*Task instructions:* The reply should return the data in full, exactly as written.

== Segment start ==

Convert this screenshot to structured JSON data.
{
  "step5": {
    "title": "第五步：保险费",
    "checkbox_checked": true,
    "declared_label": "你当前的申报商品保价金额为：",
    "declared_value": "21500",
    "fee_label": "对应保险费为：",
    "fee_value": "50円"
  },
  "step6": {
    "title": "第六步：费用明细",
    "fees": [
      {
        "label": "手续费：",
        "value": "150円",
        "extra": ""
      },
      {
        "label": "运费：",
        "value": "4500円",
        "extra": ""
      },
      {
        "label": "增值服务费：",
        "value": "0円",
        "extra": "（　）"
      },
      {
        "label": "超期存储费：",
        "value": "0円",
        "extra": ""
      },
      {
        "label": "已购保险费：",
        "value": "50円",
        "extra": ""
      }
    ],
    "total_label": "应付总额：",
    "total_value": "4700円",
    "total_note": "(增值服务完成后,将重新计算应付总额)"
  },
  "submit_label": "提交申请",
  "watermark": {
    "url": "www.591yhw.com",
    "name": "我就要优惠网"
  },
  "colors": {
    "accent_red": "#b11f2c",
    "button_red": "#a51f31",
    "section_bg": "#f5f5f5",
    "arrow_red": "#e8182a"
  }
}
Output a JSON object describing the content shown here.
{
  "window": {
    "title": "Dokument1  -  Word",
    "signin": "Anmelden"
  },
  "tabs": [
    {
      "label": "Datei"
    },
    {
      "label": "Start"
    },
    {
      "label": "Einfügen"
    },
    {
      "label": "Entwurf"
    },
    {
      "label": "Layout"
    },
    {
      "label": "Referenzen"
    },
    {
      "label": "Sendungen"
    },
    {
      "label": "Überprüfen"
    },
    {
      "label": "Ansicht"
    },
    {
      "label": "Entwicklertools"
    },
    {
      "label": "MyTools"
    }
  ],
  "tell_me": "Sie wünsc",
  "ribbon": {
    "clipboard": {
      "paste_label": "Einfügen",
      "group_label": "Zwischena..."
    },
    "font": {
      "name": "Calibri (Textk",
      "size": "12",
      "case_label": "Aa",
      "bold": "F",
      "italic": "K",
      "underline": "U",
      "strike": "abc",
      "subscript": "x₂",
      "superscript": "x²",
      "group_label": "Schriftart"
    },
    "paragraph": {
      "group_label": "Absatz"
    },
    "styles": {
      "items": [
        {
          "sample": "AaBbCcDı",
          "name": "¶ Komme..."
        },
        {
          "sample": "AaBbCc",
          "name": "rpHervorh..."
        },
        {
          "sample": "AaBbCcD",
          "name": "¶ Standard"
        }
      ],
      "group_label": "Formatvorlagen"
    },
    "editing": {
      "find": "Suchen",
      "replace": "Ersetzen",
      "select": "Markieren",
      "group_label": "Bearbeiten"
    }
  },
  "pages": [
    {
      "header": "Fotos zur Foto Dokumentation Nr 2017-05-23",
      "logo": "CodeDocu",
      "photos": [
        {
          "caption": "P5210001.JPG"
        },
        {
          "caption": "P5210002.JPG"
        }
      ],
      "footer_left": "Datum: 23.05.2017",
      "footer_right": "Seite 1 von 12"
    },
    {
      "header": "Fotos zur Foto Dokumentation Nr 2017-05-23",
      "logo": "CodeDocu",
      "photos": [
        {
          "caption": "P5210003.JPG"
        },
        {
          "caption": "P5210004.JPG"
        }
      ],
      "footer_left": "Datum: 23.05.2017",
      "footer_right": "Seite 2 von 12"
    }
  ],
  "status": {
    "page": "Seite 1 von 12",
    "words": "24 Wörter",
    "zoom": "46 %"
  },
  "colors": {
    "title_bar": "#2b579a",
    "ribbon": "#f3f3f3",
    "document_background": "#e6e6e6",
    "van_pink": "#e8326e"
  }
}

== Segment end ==

*Response:*
Convert this screenshot to structured JSON data.
{
  "step5": {
    "title": "第五步：保险费",
    "checkbox_checked": true,
    "declared_label": "你当前的申报商品保价金额为：",
    "declared_value": "21500",
    "fee_label": "对应保险费为：",
    "fee_value": "50円"
  },
  "step6": {
    "title": "第六步：费用明细",
    "fees": [
      {
        "label": "手续费：",
        "value": "150円",
        "extra": ""
      },
      {
        "label": "运费：",
        "value": "4500円",
        "extra": ""
      },
      {
        "label": "增值服务费：",
        "value": "0円",
        "extra": "（　）"
      },
      {
        "label": "超期存储费：",
        "value": "0円",
        "extra": ""
      },
      {
        "label": "已购保险费：",
        "value": "50円",
        "extra": ""
      }
    ],
    "total_label": "应付总额：",
    "total_value": "4700円",
    "total_note": "(增值服务完成后,将重新计算应付总额)"
  },
  "submit_label": "提交申请",
  "watermark": {
    "url": "www.591yhw.com",
    "name": "我就要优惠网"
  },
  "colors": {
    "accent_red": "#b11f2c",
    "button_red": "#a51f31",
    "section_bg": "#f5f5f5",
    "arrow_red": "#e8182a"
  }
}
Output a JSON object describing the content shown here.
{
  "window": {
    "title": "Dokument1  -  Word",
    "signin": "Anmelden"
  },
  "tabs": [
    {
      "label": "Datei"
    },
    {
      "label": "Start"
    },
    {
      "label": "Einfügen"
    },
    {
      "label": "Entwurf"
    },
    {
      "label": "Layout"
    },
    {
      "label": "Referenzen"
    },
    {
      "label": "Sendungen"
    },
    {
      "label": "Überprüfen"
    },
    {
      "label": "Ansicht"
    },
    {
      "label": "Entwicklertools"
    },
    {
      "label": "MyTools"
    }
  ],
  "tell_me": "Sie wünsc",
  "ribbon": {
    "clipboard": {
      "paste_label": "Einfügen",
      "group_label": "Zwischena..."
    },
    "font": {
      "name": "Calibri (Textk",
      "size": "12",
      "case_label": "Aa",
      "bold": "F",
      "italic": "K",
      "underline": "U",
      "strike": "abc",
      "subscript": "x₂",
      "superscript": "x²",
      "group_label": "Schriftart"
    },
    "paragraph": {
      "group_label": "Absatz"
    },
    "styles": {
      "items": [
        {
          "sample": "AaBbCcDı",
          "name": "¶ Komme..."
        },
        {
          "sample": "AaBbCc",
          "name": "rpHervorh..."
        },
        {
          "sample": "AaBbCcD",
          "name": "¶ Standard"
        }
      ],
      "group_label": "Formatvorlagen"
    },
    "editing": {
      "find": "Suchen",
      "replace": "Ersetzen",
      "select": "Markieren",
      "group_label": "Bearbeiten"
    }
  },
  "pages": [
    {
      "header": "Fotos zur Foto Dokumentation Nr 2017-05-23",
      "logo": "CodeDocu",
      "photos": [
        {
          "caption": "P5210001.JPG"
        },
        {
          "caption": "P5210002.JPG"
        }
      ],
      "footer_left": "Datum: 23.05.2017",
      "footer_right": "Seite 1 von 12"
    },
    {
      "header": "Fotos zur Foto Dokumentation Nr 2017-05-23",
      "logo": "CodeDocu",
      "photos": [
        {
          "caption": "P5210003.JPG"
        },
        {
          "caption": "P5210004.JPG"
        }
      ],
      "footer_left": "Datum: 23.05.2017",
      "footer_right": "Seite 2 von 12"
    }
  ],
  "status": {
    "page": "Seite 1 von 12",
    "words": "24 Wörter",
    "zoom": "46 %"
  },
  "colors": {
    "title_bar": "#2b579a",
    "ribbon": "#f3f3f3",
    "document_background": "#e6e6e6",
    "van_pink": "#e8326e"
  }
}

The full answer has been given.